● **Assignment**
Extract the full set of records that follows, word for word.

(Data about app and page elements)
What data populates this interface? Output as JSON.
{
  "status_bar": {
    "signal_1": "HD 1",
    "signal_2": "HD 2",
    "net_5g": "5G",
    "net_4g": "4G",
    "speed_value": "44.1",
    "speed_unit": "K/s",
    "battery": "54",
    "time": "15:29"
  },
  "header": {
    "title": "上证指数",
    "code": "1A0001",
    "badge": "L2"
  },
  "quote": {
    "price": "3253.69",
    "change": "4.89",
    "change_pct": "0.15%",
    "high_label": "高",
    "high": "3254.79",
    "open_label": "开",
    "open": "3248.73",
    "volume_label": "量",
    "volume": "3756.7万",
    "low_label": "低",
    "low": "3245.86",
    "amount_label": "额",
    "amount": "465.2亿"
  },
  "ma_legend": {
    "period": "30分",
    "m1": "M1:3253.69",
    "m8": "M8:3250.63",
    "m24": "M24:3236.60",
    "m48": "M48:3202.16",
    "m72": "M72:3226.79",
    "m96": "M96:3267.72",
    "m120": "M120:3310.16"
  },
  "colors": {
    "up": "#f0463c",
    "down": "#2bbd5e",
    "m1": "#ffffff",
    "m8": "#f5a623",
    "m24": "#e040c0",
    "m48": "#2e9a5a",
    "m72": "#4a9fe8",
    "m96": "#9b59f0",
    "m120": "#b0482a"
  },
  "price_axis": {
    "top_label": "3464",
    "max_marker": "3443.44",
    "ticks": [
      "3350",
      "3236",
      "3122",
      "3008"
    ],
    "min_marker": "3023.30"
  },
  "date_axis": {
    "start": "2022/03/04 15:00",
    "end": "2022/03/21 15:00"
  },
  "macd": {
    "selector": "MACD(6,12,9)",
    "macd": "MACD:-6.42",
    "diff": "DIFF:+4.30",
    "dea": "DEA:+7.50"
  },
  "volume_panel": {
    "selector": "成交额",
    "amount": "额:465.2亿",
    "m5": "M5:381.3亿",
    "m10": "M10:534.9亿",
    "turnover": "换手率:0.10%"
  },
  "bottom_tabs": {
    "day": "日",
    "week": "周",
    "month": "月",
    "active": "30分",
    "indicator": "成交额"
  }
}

● **Result**
What data populates this interface? Output as JSON.
{
  "status_bar": {
    "signal_1": "HD 1",
    "signal_2": "HD 2",
    "net_5g": "5G",
    "net_4g": "4G",
    "speed_value": "44.1",
    "speed_unit": "K/s",
    "battery": "54",
    "time": "15:29"
  },
  "header": {
    "title": "上证指数",
    "code": "1A0001",
    "badge": "L2"
  },
  "quote": {
    "price": "3253.69",
    "change": "4.89",
    "change_pct": "0.15%",
    "high_label": "高",
    "high": "3254.79",
    "open_label": "开",
    "open": "3248.73",
    "volume_label": "量",
    "volume": "3756.7万",
    "low_label": "低",
    "low": "3245.86",
    "amount_label": "额",
    "amount": "465.2亿"
  },
  "ma_legend": {
    "period": "30分",
    "m1": "M1:3253.69",
    "m8": "M8:3250.63",
    "m24": "M24:3236.60",
    "m48": "M48:3202.16",
    "m72": "M72:3226.79",
    "m96": "M96:3267.72",
    "m120": "M120:3310.16"
  },
  "colors": {
    "up": "#f0463c",
    "down": "#2bbd5e",
    "m1": "#ffffff",
    "m8": "#f5a623",
    "m24": "#e040c0",
    "m48": "#2e9a5a",
    "m72": "#4a9fe8",
    "m96": "#9b59f0",
    "m120": "#b0482a"
  },
  "price_axis": {
    "top_label": "3464",
    "max_marker": "3443.44",
    "ticks": [
      "3350",
      "3236",
      "3122",
      "3008"
    ],
    "min_marker": "3023.30"
  },
  "date_axis": {
    "start": "2022/03/04 15:00",
    "end": "2022/03/21 15:00"
  },
  "macd": {
    "selector": "MACD(6,12,9)",
    "macd": "MACD:-6.42",
    "diff": "DIFF:+4.30",
    "dea": "DEA:+7.50"
  },
  "volume_panel": {
    "selector": "成交额",
    "amount": "额:465.2亿",
    "m5": "M5:381.3亿",
    "m10": "M10:534.9亿",
    "turnover": "换手率:0.10%"
  },
  "bottom_tabs": {
    "day": "日",
    "week": "周",
    "month": "月",
    "active": "30分",
    "indicator": "成交额"
  }
}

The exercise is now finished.